This section is from the book "British Wild Flowers - In Their Natural Haunts Vol5-6", by A. R. Horwood. Also available from Amazon: A British Wild Flowers In Their Natural Haunts.
The habitat of this species is rough, rocky, and bushy ground. The habit is arching, prostrate. There are numerous prickles. The leaves are 3-5-lobed, with finely pointed, compound, deeply-cut teeth, thinly hairy only on the nerves beneath, the terminal one oblong or inversely egg-shaped, with rather narrow, notched base. The panicle is rigid above, blunt, forming a raceme, with 1-2 long-stalked flowers, widespreading branches, and nearly stalkless terminal flowers. The prickles are crowded on the rachis and flower - stalks; turned down or shortly hooked. The sepals are erect in fruit. The stamens and style are nearly of the same length. The fruit is oblong. The plant differs in habit from R. nitidus, approaching R. Colemanni and R. Questierii. The form of the panicle is very characteristic.
Rubus macrophyllus, Wh. & N. - The habitat of this plant is woods and thickets, and it appears to thrive in the shade. The habit is arching, prostrate, climbing, much-branched. The leaves are 5-lobed, finger-shaped, often very large. The leaflets are smooth above, softly hairy below, doubly and widely toothed, the terminal leaflet oval to heart-shaped, with a long narrow point. The panicle is loose, normally weak, with grey felt, and a hairy rachis, and flower-stalk, with weak, turned-down, or rather sickle-like prickles. The lower branches are very distant. The sepals are shaggy, with grey felt below, strongly bent back. The flowers are of medium size. The carpels are smooth. The plant flowers in July and August, and is a deciduous shrub.
Rubus amphichloros, P. J. Muell. - The leaves of this species are 3-5-lobed, finely and evenly toothed. The terminal leaflet is roundish to oval. The panicle is long and loose. The sepals are loosely turned back. Dr. Focke regards it as distinct from R. amplificatus by the shape or rounded outline and fine toothing of the leaflets.
Rubus Questierii, Lefv. & Muell.- The habitat of this species is woods and thickets in rough rocky ground. The leaves are 5-lobed, finger shaped, with 3 lobes radiating- from a centre, and lateral leaflets, the same colour each side. The leaflets are thinly hairy, and green each side, long and narrow, oval or inversely egg-shaped, with a long narrow point. The panicle is long, loose, narrow, with widespreading upper branches, overtopped by the very narrow, simple, floral leaves. The rachis and calyx are grey-felted. The flower-stalk and sepals, which are strongly bent back, have abundant white felt. The long narrow panicle and white-felted rachis, flower-stalk, and sepals, and green leaves help to distinguish it. The plant approaches R. amplificatus and R. Colemanni.
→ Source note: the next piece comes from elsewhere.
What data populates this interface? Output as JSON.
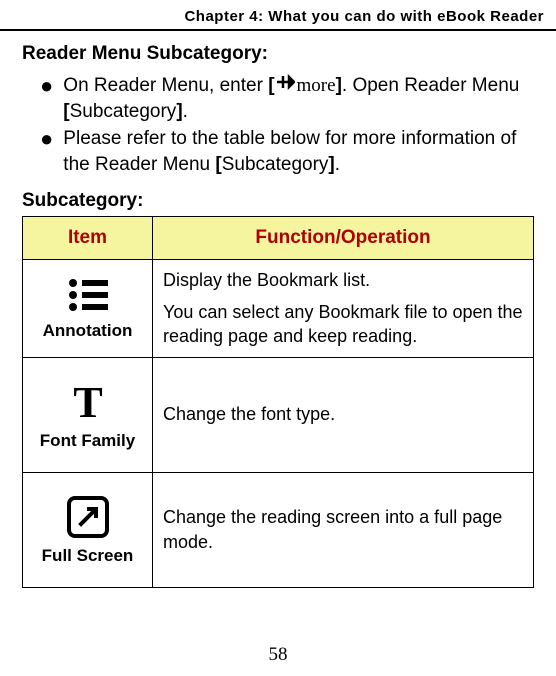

The habitat of this species is woods, thickets, and open rough ground, and hedges. The habit is arching, prostrate, the stem furrowed, angular, and nearly smooth. The prickles are rather widespreading, and slender. The leaves are chiefly 5-lobed, with 3 lobes radiating from a common centre, and 2 lateral lobes, with compound, deeply-cut teeth above. The leaflets are rather overlapping, nearly smooth above, with ashy felt below, and loose, or deeply cut and lobed, or closer and shallow and finely pointed, the terminal one long-stalked, with a long point, and entire or heart-shaped below. The panicle is long, cylindrical above, with 1-3 flowers on long stalks, widely-spreading branches, and blunt top. The long-pointed sepals embrace the fruit. It flowers in July and August, and is a herbaceous shrub. The soil is siliceous, etc. The species approaches R. hirtifolius, but has a less hairy stem, more deeply cut leaflets, smooth, and ashy-felted, a less glandular rachis and flower-stalk.